Sir Martin Sorrell, who serves on the board of (F1 owner) CVC Capital Partners, last night voiced his disgust at comments made by Bernie Ecclestone over a week ago, when the F1 supremo appeared to praise Adolf Hitler.
'I am appalled by what he said about Hitler,' Sorrell told the Daily Mail. "His comments were disgusting. He issued a full apology after taking advice. Any other CEO in any other business would be gone."
Sorrell's comments come at a time when the Hitler gaffe appeared to have been settled, fellow CVC board member Donald Mackenzie having dismissed talk of Ecclestone being asked to stand down.
However, with the future of F1 still far from settled, there is speculation that some within the sport might make use of the Hitler comments to drop Ecclestone at the same time as others are trying to oust Max Mosley, the two men who have run the sport for as long as most people can remember.
Following reports in the Telegraph at the weekend, sections of the media ran stories claiming that at an emergency meeting last week, members of the board of CVC discussed dropping Ecclestone as Chief Executive and handing him an honorary role.
However, just 24-hours later, the Telegraph ran a second story virtually dismissing the first, with McKenzie saying: "There was no meeting at any time last week between Sir Martin Sorrell and Peter Brabeck to discuss Bernie's future. And to suggest that his position is in doubt is incorrect.
"I can't understand where that information could have come from," he added, "although it is obviously from a malicious source."
Despite McKenzie's comments, the newspaper remained unconvinced, quoting a source as saying: "There is no question that extensive meetings took place in London in the middle of last week between F1 team lawyers and CVC's lawyers and there is no doubt that Ecclestone's future position within F1 was discussed. It is coming from too many directions now to be untrue."

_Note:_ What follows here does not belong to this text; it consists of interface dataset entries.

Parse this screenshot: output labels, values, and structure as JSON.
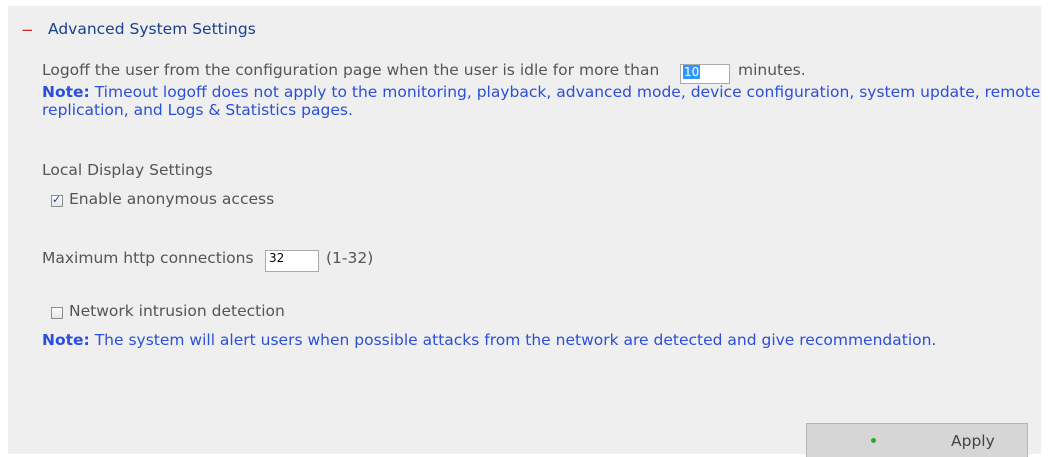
{
  "section": {
    "toggle": "−",
    "title": "Advanced System Settings"
  },
  "idle": {
    "prefix": "Logoff the user from the configuration page when the user is idle for more than",
    "value": "10",
    "suffix": "minutes."
  },
  "timeout_note": {
    "label": "Note:",
    "line1": "Timeout logoff does not apply to the monitoring, playback, advanced mode, device configuration, system update, remote",
    "line2": "replication, and Logs & Statistics pages."
  },
  "local_display": {
    "heading": "Local Display Settings",
    "anonymous_label": "Enable anonymous access",
    "anonymous_checked": true
  },
  "http": {
    "label": "Maximum http connections",
    "value": "32",
    "range": "(1-32)"
  },
  "intrusion": {
    "label": "Network intrusion detection",
    "checked": false,
    "note_label": "Note:",
    "note_text": "The system will alert users when possible attacks from the network are detected and give recommendation."
  },
  "apply": {
    "label": "Apply",
    "indicator_color": "#2eaa2e"
  },
  "colors": {
    "panel_bg": "#efefef",
    "title": "#1a3f8f",
    "note": "#2b4fd8",
    "toggle": "#cc2222"
  }
}
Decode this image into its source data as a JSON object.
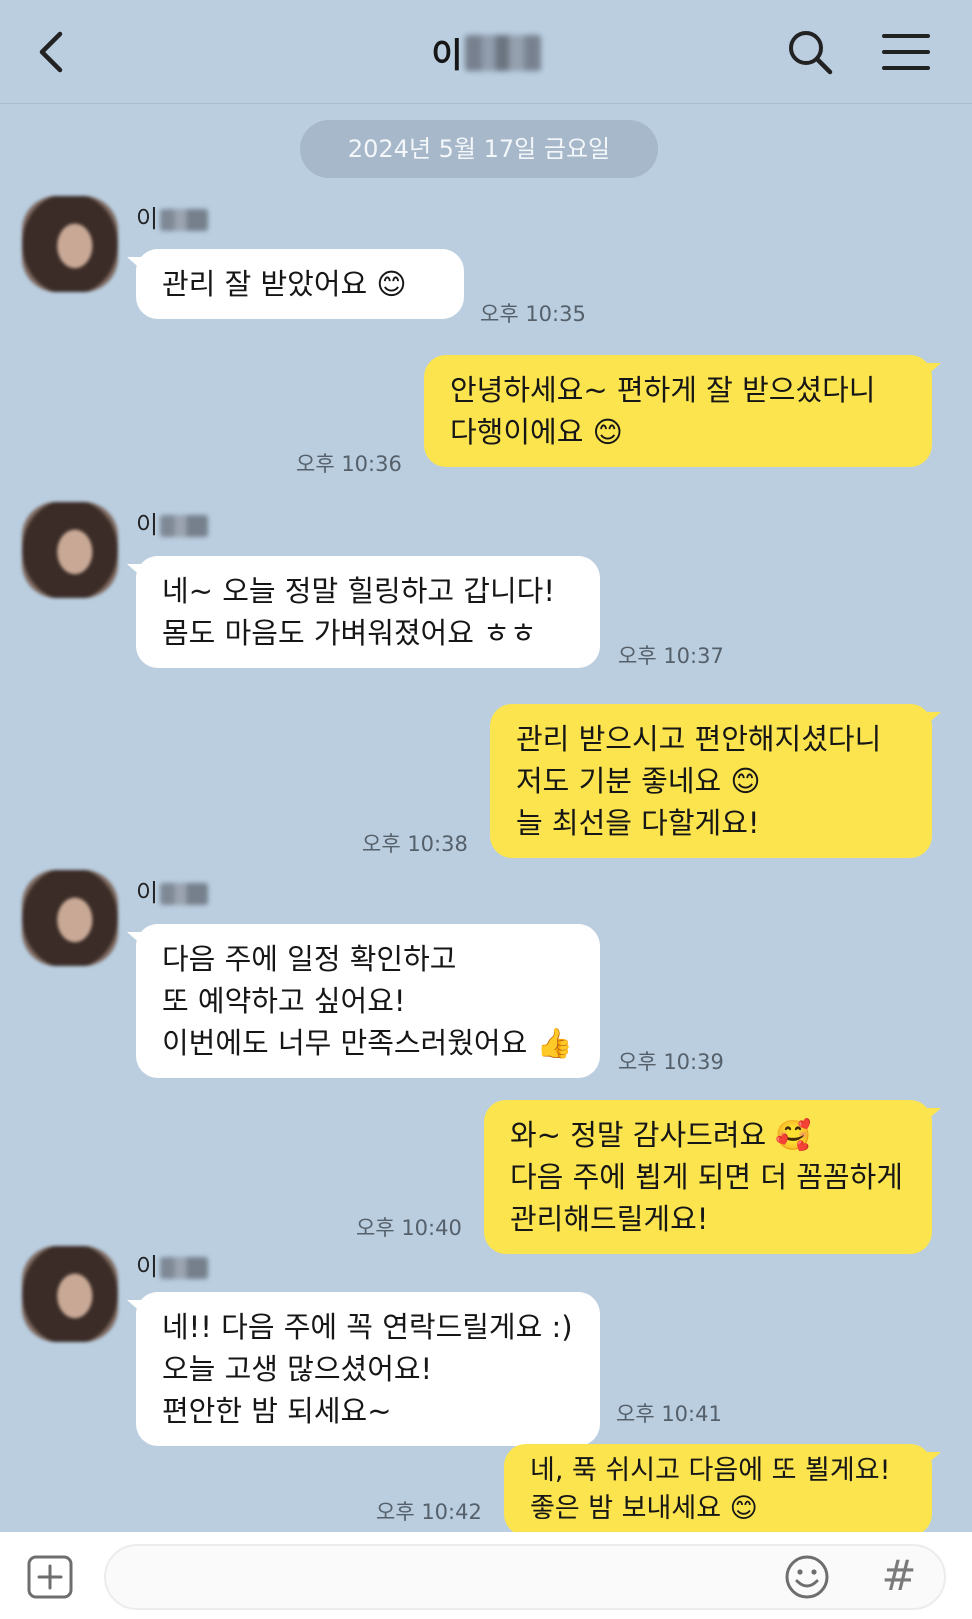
{
  "header": {
    "title_visible": "이"
  },
  "date_divider": "2024년 5월 17일 금요일",
  "contact": {
    "name_visible": "이"
  },
  "messages": [
    {
      "dir": "in",
      "lines": "관리 잘 받았어요 😊",
      "time": "오후 10:35"
    },
    {
      "dir": "out",
      "lines": "안녕하세요~ 편하게 잘 받으셨다니\n다행이에요 😊",
      "time": "오후 10:36"
    },
    {
      "dir": "in",
      "lines": "네~ 오늘 정말 힐링하고 갑니다!\n몸도 마음도 가벼워졌어요 ㅎㅎ",
      "time": "오후 10:37"
    },
    {
      "dir": "out",
      "lines": "관리 받으시고 편안해지셨다니\n저도 기분 좋네요 😊\n늘 최선을 다할게요!",
      "time": "오후 10:38"
    },
    {
      "dir": "in",
      "lines": "다음 주에 일정 확인하고\n또 예약하고 싶어요!\n이번에도 너무 만족스러웠어요 👍",
      "time": "오후 10:39"
    },
    {
      "dir": "out",
      "lines": "와~ 정말 감사드려요 🥰\n다음 주에 뵙게 되면 더 꼼꼼하게\n관리해드릴게요!",
      "time": "오후 10:40"
    },
    {
      "dir": "in",
      "lines": "네!! 다음 주에 꼭 연락드릴게요 :)\n오늘 고생 많으셨어요!\n편안한 밤 되세요~",
      "time": "오후 10:41"
    },
    {
      "dir": "out",
      "lines": "네, 푹 쉬시고 다음에 또 뵐게요!\n좋은 밤 보내세요 😊",
      "time": "오후 10:42"
    }
  ],
  "input_bar": {
    "hash_label": "#"
  },
  "colors": {
    "background": "#bacee0",
    "incoming_bubble": "#ffffff",
    "outgoing_bubble": "#fbe44e",
    "date_pill": "#a6b8c9",
    "time_text": "#55606b"
  },
  "icons": [
    "chevron-left-icon",
    "search-icon",
    "hamburger-menu-icon",
    "plus-square-icon",
    "smiley-icon",
    "hash-icon"
  ]
}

At the same time as sections of the media followed the Telegraph's lead, Pitpass' Chris Sylt revealed that in anticipation of the ongoing threat of a breakaway, Ecclestone and CVC have designed and applied to protect logos for GP1 and 'GP1 Series' in addition to registering trademarks the words 'Formula Grand Prix' and 'Formula GP'.